MoCA has also launched the Regional Connectivity Scheme (RCS) to connect smaller towns by air, which is going be a game changer in times to come. It will boost tourism, flow of passengers, flow of goods and services, etc., which will stimulate the growth of the aviation industry.
Airport marketing has also taken the initiatives of engaging stakeholders such as airlines, ground handlers, freight forwarders, tourism agencies, industry associations, local authorities, etc., at various airport cities such as Chennai, Kolkata, Guwahati, Allahabad, Jaipur, Kullu, Shimla, etc. to identify challenges, exchange and share ideas and market dynamics for the growth of industry.
Cargo Marketing: There is also a huge potential in cargo exports (general and perishable cargo) especially from the above mentioned cities. Guwahati and its catchment area in the north-east region has abundant scope of export of perishable cargo, however due to lack of infrastructure such as pack houses, refrigerator vans, cold storage and lack of international connectivity perishable cargo cannot be fully exploited.
Strengthen marketing capabilities of AAI
There are several opportunities for improvement in the financial performance of smaller airports (existing and planned). For instance, improved development and use of retail opportunities at the airports – as witnessed in several of India’s newer airports. This could act as an attraction for the airport and add another revenue stream to them. Joint initiatives with tourism players (government and private) to create packages in a bid to promote a destination is another move.
Working with the state governments and other local stakeholders to create schemes that will enhance the usage of the airport are also actions that will help strengthen the marketing capabilities of AAI.
The capabilities may be built afresh, or developed through private partnerships. Outsourcing options may also be assessed as needed.
Hence, marketing is a core business component in the airport industry in a highly competitive environment and requires a specialised skill-set and attention to industry needs.
A thorough and frank discussion about these issues can provide guidance for how to update or revise the airport’s marketing strategy, from which an airport can develop a targeted marketing and communications plan of action.
Tariq Husain Butt, Head Airport Marketing, AAI
- Landing, Parking, Passenger Service Fee, UDF, CIC, etc.

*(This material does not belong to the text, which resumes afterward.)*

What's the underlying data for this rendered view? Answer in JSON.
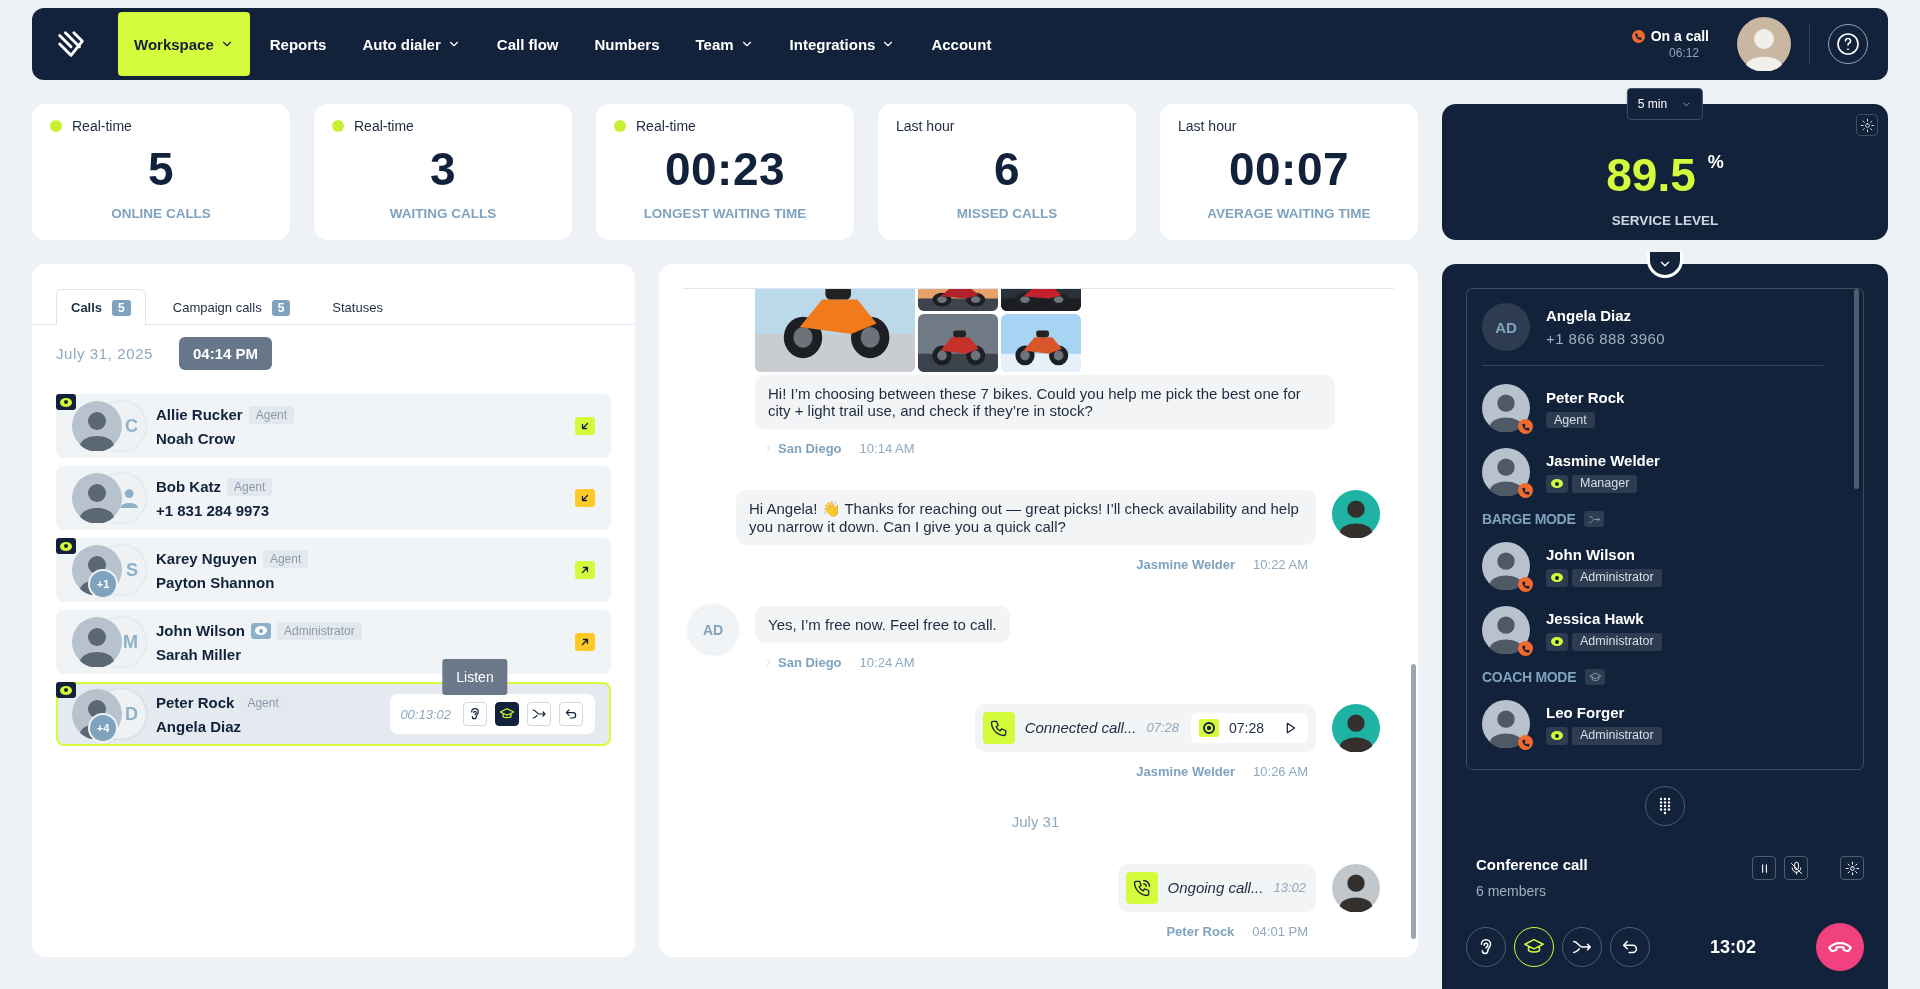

- Aero-related Revenues: Ground Handling (include Cargo Handling), Flight Kitchen, Fuel Farm, etc.
- Concessions – Retail, Duty-Free, F&B, Advertising, etc.
- Car Parking and Airport Access Fee
- Terminal/Land Rent